Scan the material below for every line with the string "unpublished", and copy those lines.

________

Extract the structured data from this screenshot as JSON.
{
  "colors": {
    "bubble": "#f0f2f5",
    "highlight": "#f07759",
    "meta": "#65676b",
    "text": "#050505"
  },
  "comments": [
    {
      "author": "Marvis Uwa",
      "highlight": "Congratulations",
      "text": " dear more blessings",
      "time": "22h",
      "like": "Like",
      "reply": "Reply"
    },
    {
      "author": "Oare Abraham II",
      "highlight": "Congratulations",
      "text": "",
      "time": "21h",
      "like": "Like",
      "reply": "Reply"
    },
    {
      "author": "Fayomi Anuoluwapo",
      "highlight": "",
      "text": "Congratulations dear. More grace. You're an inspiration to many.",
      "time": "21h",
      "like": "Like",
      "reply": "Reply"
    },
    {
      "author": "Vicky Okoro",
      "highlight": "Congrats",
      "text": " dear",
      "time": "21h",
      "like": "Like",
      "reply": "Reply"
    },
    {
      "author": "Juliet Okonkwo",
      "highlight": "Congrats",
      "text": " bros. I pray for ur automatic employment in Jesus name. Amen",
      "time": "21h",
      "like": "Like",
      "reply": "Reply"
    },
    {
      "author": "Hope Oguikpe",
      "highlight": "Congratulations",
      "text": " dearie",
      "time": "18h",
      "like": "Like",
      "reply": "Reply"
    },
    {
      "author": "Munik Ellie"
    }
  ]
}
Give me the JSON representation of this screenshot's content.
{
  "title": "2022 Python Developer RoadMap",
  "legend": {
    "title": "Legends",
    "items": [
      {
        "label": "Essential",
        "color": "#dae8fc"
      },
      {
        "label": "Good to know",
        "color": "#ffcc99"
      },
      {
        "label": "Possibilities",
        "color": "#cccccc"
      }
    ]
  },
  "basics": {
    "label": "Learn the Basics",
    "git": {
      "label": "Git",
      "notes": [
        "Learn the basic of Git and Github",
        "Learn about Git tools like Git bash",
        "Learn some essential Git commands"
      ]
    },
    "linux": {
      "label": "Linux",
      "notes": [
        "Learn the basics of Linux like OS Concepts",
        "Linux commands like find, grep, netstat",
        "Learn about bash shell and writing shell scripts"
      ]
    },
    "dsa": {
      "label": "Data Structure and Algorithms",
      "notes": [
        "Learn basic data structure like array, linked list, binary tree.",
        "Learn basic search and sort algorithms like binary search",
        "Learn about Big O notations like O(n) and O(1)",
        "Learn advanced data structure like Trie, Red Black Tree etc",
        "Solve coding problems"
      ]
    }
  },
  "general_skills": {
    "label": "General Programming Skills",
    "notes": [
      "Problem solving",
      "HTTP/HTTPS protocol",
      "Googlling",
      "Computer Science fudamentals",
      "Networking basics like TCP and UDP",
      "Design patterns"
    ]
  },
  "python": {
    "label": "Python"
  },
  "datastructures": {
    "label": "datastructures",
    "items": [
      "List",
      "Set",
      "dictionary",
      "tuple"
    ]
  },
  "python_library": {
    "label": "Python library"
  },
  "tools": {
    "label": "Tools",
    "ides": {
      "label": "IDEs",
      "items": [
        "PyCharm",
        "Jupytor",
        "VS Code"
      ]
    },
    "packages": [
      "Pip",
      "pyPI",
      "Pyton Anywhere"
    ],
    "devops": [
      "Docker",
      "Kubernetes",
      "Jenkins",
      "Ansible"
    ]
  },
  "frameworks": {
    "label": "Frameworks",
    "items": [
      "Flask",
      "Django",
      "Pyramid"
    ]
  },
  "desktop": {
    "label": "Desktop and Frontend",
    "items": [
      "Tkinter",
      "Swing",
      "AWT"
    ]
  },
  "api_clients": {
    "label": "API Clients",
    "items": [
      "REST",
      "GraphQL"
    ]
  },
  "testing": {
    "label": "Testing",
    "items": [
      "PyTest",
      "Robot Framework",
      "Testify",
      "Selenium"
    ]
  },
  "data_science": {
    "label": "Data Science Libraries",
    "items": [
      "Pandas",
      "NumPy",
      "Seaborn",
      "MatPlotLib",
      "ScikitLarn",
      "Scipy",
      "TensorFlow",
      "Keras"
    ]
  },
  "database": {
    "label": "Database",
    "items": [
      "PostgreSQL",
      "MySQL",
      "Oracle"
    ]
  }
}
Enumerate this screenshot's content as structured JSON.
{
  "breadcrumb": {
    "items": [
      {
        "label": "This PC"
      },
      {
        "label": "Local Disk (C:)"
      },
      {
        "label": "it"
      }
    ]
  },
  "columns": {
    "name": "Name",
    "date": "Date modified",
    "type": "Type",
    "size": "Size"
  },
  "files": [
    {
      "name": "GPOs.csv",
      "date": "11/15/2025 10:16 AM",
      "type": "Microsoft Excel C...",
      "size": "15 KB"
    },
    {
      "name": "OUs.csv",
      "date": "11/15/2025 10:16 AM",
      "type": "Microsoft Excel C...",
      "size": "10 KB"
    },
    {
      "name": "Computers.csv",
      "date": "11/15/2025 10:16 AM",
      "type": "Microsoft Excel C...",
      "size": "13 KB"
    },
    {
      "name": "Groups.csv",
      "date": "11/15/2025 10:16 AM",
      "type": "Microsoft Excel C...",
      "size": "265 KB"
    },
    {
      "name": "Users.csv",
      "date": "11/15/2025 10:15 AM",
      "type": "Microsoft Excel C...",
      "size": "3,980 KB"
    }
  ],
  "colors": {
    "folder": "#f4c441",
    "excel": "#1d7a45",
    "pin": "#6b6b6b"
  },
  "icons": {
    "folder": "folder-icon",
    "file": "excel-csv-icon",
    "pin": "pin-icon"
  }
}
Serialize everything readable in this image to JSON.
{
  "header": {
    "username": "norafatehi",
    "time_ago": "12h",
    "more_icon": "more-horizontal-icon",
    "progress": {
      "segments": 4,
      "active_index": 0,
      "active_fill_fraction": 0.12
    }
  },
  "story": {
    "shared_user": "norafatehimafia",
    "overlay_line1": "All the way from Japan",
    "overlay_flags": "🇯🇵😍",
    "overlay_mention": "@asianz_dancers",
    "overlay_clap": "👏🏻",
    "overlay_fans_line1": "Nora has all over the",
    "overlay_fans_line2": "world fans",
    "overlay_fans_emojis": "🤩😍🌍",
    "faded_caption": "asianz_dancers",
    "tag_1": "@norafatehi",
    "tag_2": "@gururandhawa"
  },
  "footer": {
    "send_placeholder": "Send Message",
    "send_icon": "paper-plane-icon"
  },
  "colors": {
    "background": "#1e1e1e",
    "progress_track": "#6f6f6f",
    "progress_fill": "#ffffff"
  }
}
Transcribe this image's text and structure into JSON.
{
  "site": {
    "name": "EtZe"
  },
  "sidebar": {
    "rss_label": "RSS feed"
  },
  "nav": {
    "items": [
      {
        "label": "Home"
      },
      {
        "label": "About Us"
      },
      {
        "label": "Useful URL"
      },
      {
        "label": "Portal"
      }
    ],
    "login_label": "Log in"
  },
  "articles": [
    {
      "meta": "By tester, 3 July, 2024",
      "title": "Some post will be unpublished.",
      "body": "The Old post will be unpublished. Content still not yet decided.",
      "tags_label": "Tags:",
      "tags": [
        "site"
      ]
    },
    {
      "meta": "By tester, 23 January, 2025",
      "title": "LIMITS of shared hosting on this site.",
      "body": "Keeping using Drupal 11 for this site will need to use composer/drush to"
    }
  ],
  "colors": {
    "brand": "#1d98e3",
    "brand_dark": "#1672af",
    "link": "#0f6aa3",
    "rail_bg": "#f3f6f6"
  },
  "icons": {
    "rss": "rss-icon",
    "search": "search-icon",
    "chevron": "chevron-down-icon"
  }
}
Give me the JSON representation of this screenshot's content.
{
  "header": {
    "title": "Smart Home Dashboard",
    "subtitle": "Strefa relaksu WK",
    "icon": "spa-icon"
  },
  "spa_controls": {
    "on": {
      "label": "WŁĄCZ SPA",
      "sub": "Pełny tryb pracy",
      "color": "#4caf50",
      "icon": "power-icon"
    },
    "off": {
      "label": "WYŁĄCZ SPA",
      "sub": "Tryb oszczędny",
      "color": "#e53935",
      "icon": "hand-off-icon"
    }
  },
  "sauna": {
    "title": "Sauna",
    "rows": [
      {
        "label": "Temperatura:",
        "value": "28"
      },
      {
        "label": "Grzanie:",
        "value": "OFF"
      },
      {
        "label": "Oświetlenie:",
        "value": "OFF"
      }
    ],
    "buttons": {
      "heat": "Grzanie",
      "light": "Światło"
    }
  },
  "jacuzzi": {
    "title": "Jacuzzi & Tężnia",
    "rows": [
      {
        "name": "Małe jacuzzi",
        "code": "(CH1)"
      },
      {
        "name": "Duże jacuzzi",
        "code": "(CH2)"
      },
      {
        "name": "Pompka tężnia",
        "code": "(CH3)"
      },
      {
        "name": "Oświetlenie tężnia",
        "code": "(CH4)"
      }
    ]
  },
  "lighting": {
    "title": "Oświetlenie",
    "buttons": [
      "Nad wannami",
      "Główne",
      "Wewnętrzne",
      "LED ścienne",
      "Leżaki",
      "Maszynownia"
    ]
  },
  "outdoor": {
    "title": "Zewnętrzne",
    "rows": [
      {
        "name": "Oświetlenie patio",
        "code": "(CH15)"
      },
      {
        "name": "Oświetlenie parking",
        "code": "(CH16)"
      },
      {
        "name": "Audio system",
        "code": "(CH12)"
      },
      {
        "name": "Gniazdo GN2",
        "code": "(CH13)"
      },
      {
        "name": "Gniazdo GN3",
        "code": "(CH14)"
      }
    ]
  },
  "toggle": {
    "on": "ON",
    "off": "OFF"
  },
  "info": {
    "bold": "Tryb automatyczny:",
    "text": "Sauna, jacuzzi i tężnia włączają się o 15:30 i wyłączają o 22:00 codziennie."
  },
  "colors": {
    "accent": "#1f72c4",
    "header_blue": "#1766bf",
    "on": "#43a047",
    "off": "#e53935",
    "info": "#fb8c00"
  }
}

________

▸ **Exercise output**
      "title": "Some post will be unpublished.",
      "body": "The Old post will be unpublished. Content still not yet decided.",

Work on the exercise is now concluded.